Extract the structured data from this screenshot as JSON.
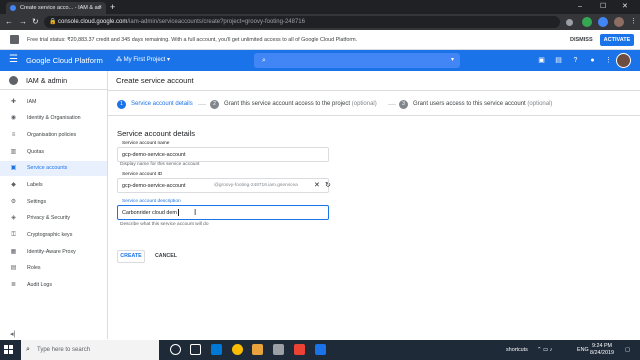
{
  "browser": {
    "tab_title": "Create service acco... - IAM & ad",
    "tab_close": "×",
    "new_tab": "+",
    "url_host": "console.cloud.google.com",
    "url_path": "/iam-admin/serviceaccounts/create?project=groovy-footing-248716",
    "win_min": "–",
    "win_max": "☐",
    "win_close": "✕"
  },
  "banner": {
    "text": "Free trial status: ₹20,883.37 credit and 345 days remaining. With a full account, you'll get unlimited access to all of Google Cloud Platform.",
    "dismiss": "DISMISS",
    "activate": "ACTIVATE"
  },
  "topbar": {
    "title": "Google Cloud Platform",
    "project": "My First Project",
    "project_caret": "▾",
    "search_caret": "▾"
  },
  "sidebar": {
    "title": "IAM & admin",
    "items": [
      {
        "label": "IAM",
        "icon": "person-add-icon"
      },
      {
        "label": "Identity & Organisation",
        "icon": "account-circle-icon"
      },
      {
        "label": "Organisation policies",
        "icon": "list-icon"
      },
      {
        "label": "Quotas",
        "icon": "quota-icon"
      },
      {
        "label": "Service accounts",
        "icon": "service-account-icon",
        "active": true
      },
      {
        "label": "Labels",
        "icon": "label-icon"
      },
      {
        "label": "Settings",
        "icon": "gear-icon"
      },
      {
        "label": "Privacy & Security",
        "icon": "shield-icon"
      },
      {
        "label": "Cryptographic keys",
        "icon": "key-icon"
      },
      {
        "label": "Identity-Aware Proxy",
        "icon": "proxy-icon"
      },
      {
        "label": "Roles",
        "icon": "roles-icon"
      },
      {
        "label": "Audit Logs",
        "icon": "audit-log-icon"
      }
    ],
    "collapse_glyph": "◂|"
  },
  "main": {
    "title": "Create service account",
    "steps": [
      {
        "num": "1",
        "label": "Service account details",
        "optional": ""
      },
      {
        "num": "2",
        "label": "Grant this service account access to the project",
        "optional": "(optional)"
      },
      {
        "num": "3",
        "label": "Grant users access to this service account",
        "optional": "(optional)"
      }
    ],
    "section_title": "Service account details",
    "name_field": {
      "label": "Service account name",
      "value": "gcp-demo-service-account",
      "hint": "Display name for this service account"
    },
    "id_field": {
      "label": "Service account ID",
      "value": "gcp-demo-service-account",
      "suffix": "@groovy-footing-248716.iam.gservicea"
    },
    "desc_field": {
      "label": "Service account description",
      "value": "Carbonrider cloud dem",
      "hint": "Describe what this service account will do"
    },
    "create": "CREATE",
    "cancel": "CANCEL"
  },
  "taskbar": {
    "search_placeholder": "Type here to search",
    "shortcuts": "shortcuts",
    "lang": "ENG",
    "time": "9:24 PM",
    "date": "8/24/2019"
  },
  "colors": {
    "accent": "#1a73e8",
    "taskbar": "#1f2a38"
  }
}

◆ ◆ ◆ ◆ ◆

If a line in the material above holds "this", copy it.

** TASK ANSWER **
Extract the structured data from this screenshot as JSON.
        "label": "Grant this service account access to the project",
        "label": "Grant users access to this service account",
      "hint": "Display name for this service account"
      "hint": "Describe what this service account will do"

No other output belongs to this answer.